Reproduce the entries below character for character.
++++ DATA FOR THIS EXERCISE
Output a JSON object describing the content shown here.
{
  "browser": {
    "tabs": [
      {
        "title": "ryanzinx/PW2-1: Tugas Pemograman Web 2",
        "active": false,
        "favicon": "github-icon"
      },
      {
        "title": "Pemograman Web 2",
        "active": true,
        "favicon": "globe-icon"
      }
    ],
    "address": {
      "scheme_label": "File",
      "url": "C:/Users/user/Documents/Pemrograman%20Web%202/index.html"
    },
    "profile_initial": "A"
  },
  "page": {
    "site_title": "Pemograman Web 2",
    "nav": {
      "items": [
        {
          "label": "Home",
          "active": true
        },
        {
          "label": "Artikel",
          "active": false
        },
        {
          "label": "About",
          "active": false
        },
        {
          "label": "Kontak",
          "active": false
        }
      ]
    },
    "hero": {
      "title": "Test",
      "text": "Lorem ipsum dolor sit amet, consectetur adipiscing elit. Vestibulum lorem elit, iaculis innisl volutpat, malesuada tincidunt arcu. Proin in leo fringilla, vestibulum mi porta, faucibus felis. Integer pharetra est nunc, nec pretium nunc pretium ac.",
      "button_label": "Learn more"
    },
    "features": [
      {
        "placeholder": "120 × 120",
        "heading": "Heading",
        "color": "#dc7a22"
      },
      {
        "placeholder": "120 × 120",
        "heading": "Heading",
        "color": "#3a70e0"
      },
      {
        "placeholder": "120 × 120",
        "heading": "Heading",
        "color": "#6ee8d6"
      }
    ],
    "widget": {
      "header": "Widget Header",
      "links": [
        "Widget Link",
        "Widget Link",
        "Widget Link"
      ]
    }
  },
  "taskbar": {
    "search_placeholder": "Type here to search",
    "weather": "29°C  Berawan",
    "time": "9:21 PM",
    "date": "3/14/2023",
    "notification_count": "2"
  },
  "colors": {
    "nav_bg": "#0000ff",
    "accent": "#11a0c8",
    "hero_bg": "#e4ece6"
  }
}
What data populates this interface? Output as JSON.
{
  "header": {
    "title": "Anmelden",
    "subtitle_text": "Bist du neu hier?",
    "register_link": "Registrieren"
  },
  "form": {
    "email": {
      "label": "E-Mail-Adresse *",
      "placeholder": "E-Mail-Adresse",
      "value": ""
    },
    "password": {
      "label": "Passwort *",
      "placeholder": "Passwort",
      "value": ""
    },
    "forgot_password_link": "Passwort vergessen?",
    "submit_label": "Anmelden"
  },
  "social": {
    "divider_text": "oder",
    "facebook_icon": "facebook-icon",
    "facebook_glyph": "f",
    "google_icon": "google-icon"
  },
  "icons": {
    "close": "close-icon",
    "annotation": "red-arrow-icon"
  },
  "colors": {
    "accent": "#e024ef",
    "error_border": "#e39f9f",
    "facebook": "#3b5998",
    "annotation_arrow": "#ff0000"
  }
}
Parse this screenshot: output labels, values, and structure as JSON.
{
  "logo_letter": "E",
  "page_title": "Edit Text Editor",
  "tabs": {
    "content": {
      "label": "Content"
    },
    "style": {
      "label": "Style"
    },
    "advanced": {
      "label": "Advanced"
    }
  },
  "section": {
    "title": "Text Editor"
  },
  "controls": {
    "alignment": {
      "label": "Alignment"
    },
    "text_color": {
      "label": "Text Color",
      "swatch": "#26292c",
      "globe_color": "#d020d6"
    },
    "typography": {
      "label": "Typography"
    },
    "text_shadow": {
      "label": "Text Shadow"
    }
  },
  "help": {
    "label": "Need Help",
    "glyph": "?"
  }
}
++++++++
(TASK SOLUTION):
Output a JSON object describing the content shown here.
{
  "browser": {
    "tabs": [
      {
        "title": "ryanzinx/PW2-1: Tugas Pemograman Web 2",
        "active": false,
        "favicon": "github-icon"
      },
      {
        "title": "Pemograman Web 2",
        "active": true,
        "favicon": "globe-icon"
      }
    ],
    "address": {
      "scheme_label": "File",
      "url": "C:/Users/user/Documents/Pemrograman%20Web%202/index.html"
    },
    "profile_initial": "A"
  },
  "page": {
    "site_title": "Pemograman Web 2",
    "nav": {
      "items": [
        {
          "label": "Home",
          "active": true
        },
        {
          "label": "Artikel",
          "active": false
        },
        {
          "label": "About",
          "active": false
        },
        {
          "label": "Kontak",
          "active": false
        }
      ]
    },
    "hero": {
      "title": "Test",
      "text": "Lorem ipsum dolor sit amet, consectetur adipiscing elit. Vestibulum lorem elit, iaculis innisl volutpat, malesuada tincidunt arcu. Proin in leo fringilla, vestibulum mi porta, faucibus felis. Integer pharetra est nunc, nec pretium nunc pretium ac.",
      "button_label": "Learn more"
    },
    "features": [
      {
        "placeholder": "120 × 120",
        "heading": "Heading",
        "color": "#dc7a22"
      },
      {
        "placeholder": "120 × 120",
        "heading": "Heading",
        "color": "#3a70e0"
      },
      {
        "placeholder": "120 × 120",
        "heading": "Heading",
        "color": "#6ee8d6"
      }
    ],
    "widget": {
      "header": "Widget Header",
      "links": [
        "Widget Link",
        "Widget Link",
        "Widget Link"
      ]
    }
  },
  "taskbar": {
    "search_placeholder": "Type here to search",
    "weather": "29°C  Berawan",
    "time": "9:21 PM",
    "date": "3/14/2023",
    "notification_count": "2"
  },
  "colors": {
    "nav_bg": "#0000ff",
    "accent": "#11a0c8",
    "hero_bg": "#e4ece6"
  }
}
What data populates this interface? Output as JSON.
{
  "header": {
    "title": "Anmelden",
    "subtitle_text": "Bist du neu hier?",
    "register_link": "Registrieren"
  },
  "form": {
    "email": {
      "label": "E-Mail-Adresse *",
      "placeholder": "E-Mail-Adresse",
      "value": ""
    },
    "password": {
      "label": "Passwort *",
      "placeholder": "Passwort",
      "value": ""
    },
    "forgot_password_link": "Passwort vergessen?",
    "submit_label": "Anmelden"
  },
  "social": {
    "divider_text": "oder",
    "facebook_icon": "facebook-icon",
    "facebook_glyph": "f",
    "google_icon": "google-icon"
  },
  "icons": {
    "close": "close-icon",
    "annotation": "red-arrow-icon"
  },
  "colors": {
    "accent": "#e024ef",
    "error_border": "#e39f9f",
    "facebook": "#3b5998",
    "annotation_arrow": "#ff0000"
  }
}
Parse this screenshot: output labels, values, and structure as JSON.
{
  "logo_letter": "E",
  "page_title": "Edit Text Editor",
  "tabs": {
    "content": {
      "label": "Content"
    },
    "style": {
      "label": "Style"
    },
    "advanced": {
      "label": "Advanced"
    }
  },
  "section": {
    "title": "Text Editor"
  },
  "controls": {
    "alignment": {
      "label": "Alignment"
    },
    "text_color": {
      "label": "Text Color",
      "swatch": "#26292c",
      "globe_color": "#d020d6"
    },
    "typography": {
      "label": "Typography"
    },
    "text_shadow": {
      "label": "Text Shadow"
    }
  },
  "help": {
    "label": "Need Help",
    "glyph": "?"
  }
}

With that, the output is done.